The Scottish Government wants to make Scotland the best place for children to grow up, a key part of achieving this vision being the the forthcoming Children and Young People Bill.
The issue of children’s rights is crucial here. That and the incorporation of the United Nations Convention on the Rights of the Child (UNCRC) into Scots law. Today, the Scottish Parliament’s education committee will finalise its Stage 1 report on this hugely important bill. Ahead of this, it has received supplementary evidence from Professor of Family Law at the University of Stirling, Elaine Sutherland, outlining reasons to incorporate the UNCRC and posing the question whether we want Scotland to be a “leader or a follower in terms of respecting children’s rights”. While acknowledging “much fine work has already been done in Scotland in implementing the obligations under the UN Convention”, Professor Sutherland also cautions that there remains “much room for improvement”.
Her position is shared by Together (Scottish Alliance for Children’s Rights), and many children’s organisations in Scotland, including CHILDREN 1ST. We believe that if we want to “make rights real”, the UNCRC must be incorporated: the provisions in the Children and Young People Bill on this are good, but we would like to see them strengthened.
The bill presents the perfect opportunity to begin developing an overarching children’s rights framework to influence all areas of policy and practice, giving more leverage to politicians, public officials and non-governmental organisations striving to advance children’s rights. Moreover, it would enhance a culture of respect for children and send a clear message about how we value them.
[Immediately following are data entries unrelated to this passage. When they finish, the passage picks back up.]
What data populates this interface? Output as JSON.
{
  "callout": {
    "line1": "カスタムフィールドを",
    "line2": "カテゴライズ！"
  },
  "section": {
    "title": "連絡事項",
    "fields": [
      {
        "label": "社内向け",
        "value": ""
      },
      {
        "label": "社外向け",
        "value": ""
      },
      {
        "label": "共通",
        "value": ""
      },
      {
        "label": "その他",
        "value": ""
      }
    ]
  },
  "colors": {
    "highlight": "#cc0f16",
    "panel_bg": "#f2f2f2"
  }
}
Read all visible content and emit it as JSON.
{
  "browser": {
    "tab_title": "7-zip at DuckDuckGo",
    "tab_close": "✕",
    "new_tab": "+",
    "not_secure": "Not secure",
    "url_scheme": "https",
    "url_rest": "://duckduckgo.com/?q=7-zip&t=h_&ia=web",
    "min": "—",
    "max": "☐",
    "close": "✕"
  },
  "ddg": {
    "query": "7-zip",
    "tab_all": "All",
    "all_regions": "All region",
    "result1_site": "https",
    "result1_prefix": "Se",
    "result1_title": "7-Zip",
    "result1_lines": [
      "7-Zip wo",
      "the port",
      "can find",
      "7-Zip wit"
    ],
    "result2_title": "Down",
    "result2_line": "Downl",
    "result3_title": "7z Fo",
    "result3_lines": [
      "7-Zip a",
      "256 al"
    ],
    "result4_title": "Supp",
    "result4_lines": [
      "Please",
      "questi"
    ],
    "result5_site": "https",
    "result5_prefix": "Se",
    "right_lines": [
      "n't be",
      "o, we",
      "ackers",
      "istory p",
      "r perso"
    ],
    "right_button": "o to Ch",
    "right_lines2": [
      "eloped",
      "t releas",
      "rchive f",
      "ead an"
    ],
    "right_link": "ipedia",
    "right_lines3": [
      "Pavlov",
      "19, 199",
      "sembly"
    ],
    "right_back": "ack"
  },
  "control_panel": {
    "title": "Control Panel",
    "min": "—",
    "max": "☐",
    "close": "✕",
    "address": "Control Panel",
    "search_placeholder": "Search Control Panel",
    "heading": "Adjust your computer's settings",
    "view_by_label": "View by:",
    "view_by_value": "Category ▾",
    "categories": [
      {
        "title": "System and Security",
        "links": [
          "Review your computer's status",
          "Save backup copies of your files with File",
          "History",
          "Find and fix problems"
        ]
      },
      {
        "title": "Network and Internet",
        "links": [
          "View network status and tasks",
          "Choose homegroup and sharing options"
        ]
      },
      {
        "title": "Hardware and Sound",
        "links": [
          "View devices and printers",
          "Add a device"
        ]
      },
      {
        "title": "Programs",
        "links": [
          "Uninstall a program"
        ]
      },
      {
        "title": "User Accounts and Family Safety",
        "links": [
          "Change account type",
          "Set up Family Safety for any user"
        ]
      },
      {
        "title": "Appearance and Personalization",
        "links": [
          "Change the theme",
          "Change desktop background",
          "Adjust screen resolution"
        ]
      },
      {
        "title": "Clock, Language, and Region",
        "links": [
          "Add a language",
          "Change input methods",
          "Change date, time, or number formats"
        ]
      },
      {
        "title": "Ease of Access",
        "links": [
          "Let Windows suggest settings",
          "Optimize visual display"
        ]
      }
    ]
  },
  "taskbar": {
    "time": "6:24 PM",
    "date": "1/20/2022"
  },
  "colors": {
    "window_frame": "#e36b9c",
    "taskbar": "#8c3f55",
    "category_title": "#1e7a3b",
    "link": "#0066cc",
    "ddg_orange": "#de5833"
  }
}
It would also fulfil the strategic objectives of the Council of Europe’s programme: Building a Europe for and with children – which the bill (in its current form) simply does not do.
Embedding a rights-based approach to future policy and practice is vital if we want to improve outcomes for children, to ensure Scotland really does become the best place for children to grow up.
Let’s seize this opportunity to lead the way in making children’s rights real.
• Kate Higgins is director of Together and policy and communications manager at CHILDREN 1ST